[Task brief] Reproduce all of the data exactly. Images are not to appear in the reply.

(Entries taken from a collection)
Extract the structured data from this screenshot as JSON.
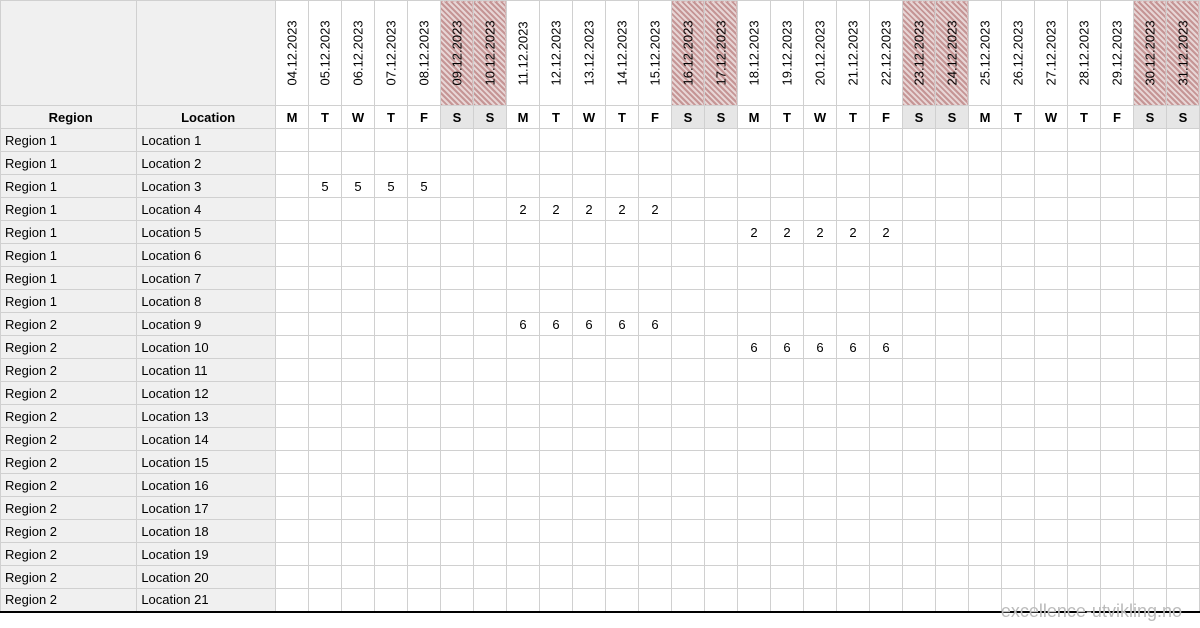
{
  "headers": {
    "region": "Region",
    "location": "Location"
  },
  "dates": [
    {
      "date": "04.12.2023",
      "dow": "M",
      "weekend": false,
      "weekStart": false
    },
    {
      "date": "05.12.2023",
      "dow": "T",
      "weekend": false,
      "weekStart": false
    },
    {
      "date": "06.12.2023",
      "dow": "W",
      "weekend": false,
      "weekStart": false
    },
    {
      "date": "07.12.2023",
      "dow": "T",
      "weekend": false,
      "weekStart": false
    },
    {
      "date": "08.12.2023",
      "dow": "F",
      "weekend": false,
      "weekStart": false
    },
    {
      "date": "09.12.2023",
      "dow": "S",
      "weekend": true,
      "weekStart": false
    },
    {
      "date": "10.12.2023",
      "dow": "S",
      "weekend": true,
      "weekStart": false
    },
    {
      "date": "11.12.2023",
      "dow": "M",
      "weekend": false,
      "weekStart": false
    },
    {
      "date": "12.12.2023",
      "dow": "T",
      "weekend": false,
      "weekStart": false
    },
    {
      "date": "13.12.2023",
      "dow": "W",
      "weekend": false,
      "weekStart": false
    },
    {
      "date": "14.12.2023",
      "dow": "T",
      "weekend": false,
      "weekStart": false
    },
    {
      "date": "15.12.2023",
      "dow": "F",
      "weekend": false,
      "weekStart": false
    },
    {
      "date": "16.12.2023",
      "dow": "S",
      "weekend": true,
      "weekStart": false
    },
    {
      "date": "17.12.2023",
      "dow": "S",
      "weekend": true,
      "weekStart": false
    },
    {
      "date": "18.12.2023",
      "dow": "M",
      "weekend": false,
      "weekStart": true
    },
    {
      "date": "19.12.2023",
      "dow": "T",
      "weekend": false,
      "weekStart": false
    },
    {
      "date": "20.12.2023",
      "dow": "W",
      "weekend": false,
      "weekStart": false
    },
    {
      "date": "21.12.2023",
      "dow": "T",
      "weekend": false,
      "weekStart": false
    },
    {
      "date": "22.12.2023",
      "dow": "F",
      "weekend": false,
      "weekStart": false
    },
    {
      "date": "23.12.2023",
      "dow": "S",
      "weekend": true,
      "weekStart": false
    },
    {
      "date": "24.12.2023",
      "dow": "S",
      "weekend": true,
      "weekStart": false
    },
    {
      "date": "25.12.2023",
      "dow": "M",
      "weekend": false,
      "weekStart": false
    },
    {
      "date": "26.12.2023",
      "dow": "T",
      "weekend": false,
      "weekStart": false
    },
    {
      "date": "27.12.2023",
      "dow": "W",
      "weekend": false,
      "weekStart": false
    },
    {
      "date": "28.12.2023",
      "dow": "T",
      "weekend": false,
      "weekStart": false
    },
    {
      "date": "29.12.2023",
      "dow": "F",
      "weekend": false,
      "weekStart": false
    },
    {
      "date": "30.12.2023",
      "dow": "S",
      "weekend": true,
      "weekStart": false
    },
    {
      "date": "31.12.2023",
      "dow": "S",
      "weekend": true,
      "weekStart": false
    }
  ],
  "rows": [
    {
      "region": "Region 1",
      "location": "Location 1",
      "values": {}
    },
    {
      "region": "Region 1",
      "location": "Location 2",
      "values": {}
    },
    {
      "region": "Region 1",
      "location": "Location 3",
      "values": {
        "1": "5",
        "2": "5",
        "3": "5",
        "4": "5"
      }
    },
    {
      "region": "Region 1",
      "location": "Location 4",
      "values": {
        "7": "2",
        "8": "2",
        "9": "2",
        "10": "2",
        "11": "2"
      }
    },
    {
      "region": "Region 1",
      "location": "Location 5",
      "values": {
        "14": "2",
        "15": "2",
        "16": "2",
        "17": "2",
        "18": "2"
      }
    },
    {
      "region": "Region 1",
      "location": "Location 6",
      "values": {}
    },
    {
      "region": "Region 1",
      "location": "Location 7",
      "values": {}
    },
    {
      "region": "Region 1",
      "location": "Location 8",
      "values": {}
    },
    {
      "region": "Region 2",
      "location": "Location 9",
      "values": {
        "7": "6",
        "8": "6",
        "9": "6",
        "10": "6",
        "11": "6"
      }
    },
    {
      "region": "Region 2",
      "location": "Location 10",
      "values": {
        "14": "6",
        "15": "6",
        "16": "6",
        "17": "6",
        "18": "6"
      }
    },
    {
      "region": "Region 2",
      "location": "Location 11",
      "values": {}
    },
    {
      "region": "Region 2",
      "location": "Location 12",
      "values": {}
    },
    {
      "region": "Region 2",
      "location": "Location 13",
      "values": {}
    },
    {
      "region": "Region 2",
      "location": "Location 14",
      "values": {}
    },
    {
      "region": "Region 2",
      "location": "Location 15",
      "values": {}
    },
    {
      "region": "Region 2",
      "location": "Location 16",
      "values": {}
    },
    {
      "region": "Region 2",
      "location": "Location 17",
      "values": {}
    },
    {
      "region": "Region 2",
      "location": "Location 18",
      "values": {}
    },
    {
      "region": "Region 2",
      "location": "Location 19",
      "values": {}
    },
    {
      "region": "Region 2",
      "location": "Location 20",
      "values": {}
    },
    {
      "region": "Region 2",
      "location": "Location 21",
      "values": {}
    }
  ],
  "watermark": "excellence-utvikling.no"
}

[Solution for this exercise]
Extract the structured data from this screenshot as JSON.
{
  "headers": {
    "region": "Region",
    "location": "Location"
  },
  "dates": [
    {
      "date": "04.12.2023",
      "dow": "M",
      "weekend": false,
      "weekStart": false
    },
    {
      "date": "05.12.2023",
      "dow": "T",
      "weekend": false,
      "weekStart": false
    },
    {
      "date": "06.12.2023",
      "dow": "W",
      "weekend": false,
      "weekStart": false
    },
    {
      "date": "07.12.2023",
      "dow": "T",
      "weekend": false,
      "weekStart": false
    },
    {
      "date": "08.12.2023",
      "dow": "F",
      "weekend": false,
      "weekStart": false
    },
    {
      "date": "09.12.2023",
      "dow": "S",
      "weekend": true,
      "weekStart": false
    },
    {
      "date": "10.12.2023",
      "dow": "S",
      "weekend": true,
      "weekStart": false
    },
    {
      "date": "11.12.2023",
      "dow": "M",
      "weekend": false,
      "weekStart": false
    },
    {
      "date": "12.12.2023",
      "dow": "T",
      "weekend": false,
      "weekStart": false
    },
    {
      "date": "13.12.2023",
      "dow": "W",
      "weekend": false,
      "weekStart": false
    },
    {
      "date": "14.12.2023",
      "dow": "T",
      "weekend": false,
      "weekStart": false
    },
    {
      "date": "15.12.2023",
      "dow": "F",
      "weekend": false,
      "weekStart": false
    },
    {
      "date": "16.12.2023",
      "dow": "S",
      "weekend": true,
      "weekStart": false
    },
    {
      "date": "17.12.2023",
      "dow": "S",
      "weekend": true,
      "weekStart": false
    },
    {
      "date": "18.12.2023",
      "dow": "M",
      "weekend": false,
      "weekStart": true
    },
    {
      "date": "19.12.2023",
      "dow": "T",
      "weekend": false,
      "weekStart": false
    },
    {
      "date": "20.12.2023",
      "dow": "W",
      "weekend": false,
      "weekStart": false
    },
    {
      "date": "21.12.2023",
      "dow": "T",
      "weekend": false,
      "weekStart": false
    },
    {
      "date": "22.12.2023",
      "dow": "F",
      "weekend": false,
      "weekStart": false
    },
    {
      "date": "23.12.2023",
      "dow": "S",
      "weekend": true,
      "weekStart": false
    },
    {
      "date": "24.12.2023",
      "dow": "S",
      "weekend": true,
      "weekStart": false
    },
    {
      "date": "25.12.2023",
      "dow": "M",
      "weekend": false,
      "weekStart": false
    },
    {
      "date": "26.12.2023",
      "dow": "T",
      "weekend": false,
      "weekStart": false
    },
    {
      "date": "27.12.2023",
      "dow": "W",
      "weekend": false,
      "weekStart": false
    },
    {
      "date": "28.12.2023",
      "dow": "T",
      "weekend": false,
      "weekStart": false
    },
    {
      "date": "29.12.2023",
      "dow": "F",
      "weekend": false,
      "weekStart": false
    },
    {
      "date": "30.12.2023",
      "dow": "S",
      "weekend": true,
      "weekStart": false
    },
    {
      "date": "31.12.2023",
      "dow": "S",
      "weekend": true,
      "weekStart": false
    }
  ],
  "rows": [
    {
      "region": "Region 1",
      "location": "Location 1",
      "values": {}
    },
    {
      "region": "Region 1",
      "location": "Location 2",
      "values": {}
    },
    {
      "region": "Region 1",
      "location": "Location 3",
      "values": {
        "1": "5",
        "2": "5",
        "3": "5",
        "4": "5"
      }
    },
    {
      "region": "Region 1",
      "location": "Location 4",
      "values": {
        "7": "2",
        "8": "2",
        "9": "2",
        "10": "2",
        "11": "2"
      }
    },
    {
      "region": "Region 1",
      "location": "Location 5",
      "values": {
        "14": "2",
        "15": "2",
        "16": "2",
        "17": "2",
        "18": "2"
      }
    },
    {
      "region": "Region 1",
      "location": "Location 6",
      "values": {}
    },
    {
      "region": "Region 1",
      "location": "Location 7",
      "values": {}
    },
    {
      "region": "Region 1",
      "location": "Location 8",
      "values": {}
    },
    {
      "region": "Region 2",
      "location": "Location 9",
      "values": {
        "7": "6",
        "8": "6",
        "9": "6",
        "10": "6",
        "11": "6"
      }
    },
    {
      "region": "Region 2",
      "location": "Location 10",
      "values": {
        "14": "6",
        "15": "6",
        "16": "6",
        "17": "6",
        "18": "6"
      }
    },
    {
      "region": "Region 2",
      "location": "Location 11",
      "values": {}
    },
    {
      "region": "Region 2",
      "location": "Location 12",
      "values": {}
    },
    {
      "region": "Region 2",
      "location": "Location 13",
      "values": {}
    },
    {
      "region": "Region 2",
      "location": "Location 14",
      "values": {}
    },
    {
      "region": "Region 2",
      "location": "Location 15",
      "values": {}
    },
    {
      "region": "Region 2",
      "location": "Location 16",
      "values": {}
    },
    {
      "region": "Region 2",
      "location": "Location 17",
      "values": {}
    },
    {
      "region": "Region 2",
      "location": "Location 18",
      "values": {}
    },
    {
      "region": "Region 2",
      "location": "Location 19",
      "values": {}
    },
    {
      "region": "Region 2",
      "location": "Location 20",
      "values": {}
    },
    {
      "region": "Region 2",
      "location": "Location 21",
      "values": {}
    }
  ],
  "watermark": "excellence-utvikling.no"
}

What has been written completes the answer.